This is the farthest family from BIM that I have found so far, it would be good if Autodesk addresses issues like then rather than create workarounds. But at least now you are equipped with the WHY on windows.

7 comments:

Clay Starr said...

We've been adding vertical invisible lines to our windows and doors for years to address this problem. All Revit needs is to cut 'something' in order for the family to show properly. By cutting the line, it will even show proper floor plan symbolic lines.

akg980 said...

Thanks for this post, its a very common problem that needs sloving

Andres Franco said...

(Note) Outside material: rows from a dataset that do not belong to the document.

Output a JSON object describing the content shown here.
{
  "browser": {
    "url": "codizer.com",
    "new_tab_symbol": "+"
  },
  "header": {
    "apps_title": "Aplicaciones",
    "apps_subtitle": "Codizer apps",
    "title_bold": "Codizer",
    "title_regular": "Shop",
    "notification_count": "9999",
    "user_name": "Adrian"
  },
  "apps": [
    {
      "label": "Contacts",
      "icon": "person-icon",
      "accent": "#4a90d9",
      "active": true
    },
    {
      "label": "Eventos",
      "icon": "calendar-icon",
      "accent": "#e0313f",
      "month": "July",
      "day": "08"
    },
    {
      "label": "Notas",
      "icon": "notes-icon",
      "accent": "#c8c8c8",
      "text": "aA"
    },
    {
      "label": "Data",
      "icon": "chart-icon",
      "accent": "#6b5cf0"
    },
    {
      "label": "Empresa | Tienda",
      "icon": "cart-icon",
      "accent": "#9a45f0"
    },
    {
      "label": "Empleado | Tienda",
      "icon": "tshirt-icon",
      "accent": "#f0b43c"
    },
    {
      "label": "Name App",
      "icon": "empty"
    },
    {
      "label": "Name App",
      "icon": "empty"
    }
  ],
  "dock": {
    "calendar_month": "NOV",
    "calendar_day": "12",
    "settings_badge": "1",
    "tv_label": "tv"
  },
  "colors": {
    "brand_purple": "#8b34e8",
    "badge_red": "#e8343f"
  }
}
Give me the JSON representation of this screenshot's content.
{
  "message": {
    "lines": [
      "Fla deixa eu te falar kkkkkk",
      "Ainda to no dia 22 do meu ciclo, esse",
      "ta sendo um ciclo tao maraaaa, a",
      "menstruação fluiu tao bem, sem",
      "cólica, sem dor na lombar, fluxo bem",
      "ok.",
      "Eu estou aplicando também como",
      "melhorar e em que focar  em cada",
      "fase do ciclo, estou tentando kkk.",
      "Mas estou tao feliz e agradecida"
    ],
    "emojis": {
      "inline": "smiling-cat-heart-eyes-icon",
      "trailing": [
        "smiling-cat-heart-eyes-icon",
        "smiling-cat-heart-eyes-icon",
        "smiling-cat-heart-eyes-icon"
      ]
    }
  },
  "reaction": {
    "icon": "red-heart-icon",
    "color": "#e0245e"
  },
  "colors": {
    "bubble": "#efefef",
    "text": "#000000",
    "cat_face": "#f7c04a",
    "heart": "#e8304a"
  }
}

Great tip, I try to follow up all the steps, and as a certain way I made the changes as I need, the only thing is the level of representation, I try to make my windows equal as you said but I don't know where I lose myself because the windows still appearing with a minimum level of detail!!!, well I guess I still studying Revit.

Andres Franco said...

I try to do that but I can't hack it!!! my windows still appearing without a good level of detail.

Andres Franco said...

Great tip, I try to follow up all the steps, and as a certain way I made the changes as I need, the only thing is the level of representation, I try to make my windows equal as you said but I don't know where I lose myself because the windows still appearing with a minimum level of detail!!!, well I guess I still studying Revit.

Dave Baldacchino said...
This comment has been removed by the author.
Dave Baldacchino said...

Window families are not the only category with this behavior. Basically, a "symbol" for cut representation is stored in the family and used in the project environment if the project view cut plane crosses the family. This symbol is represented based on the family built-in plan view cut plane. If the family plan view cut plane does not cross any geometry (ex: below the opening), geometry such as frame extrusions will show in projection in the project plan view when crossed by the cut plane (which is an incorrect representation). This behavior is further exacerbated when these families have slanted sides. Only structural columns have a family property whereby cut representation can be set to be by project ("Show family pre-cut in plan"). Current behavior was set in order to increase performance. For more information, take a look at this AUGI thread, paying particular attention to David Conant's response:

http://forums.augi.com/showthread.php?58323-quot-Magic-Height-quot-for-cutting-in-plan-What-is-it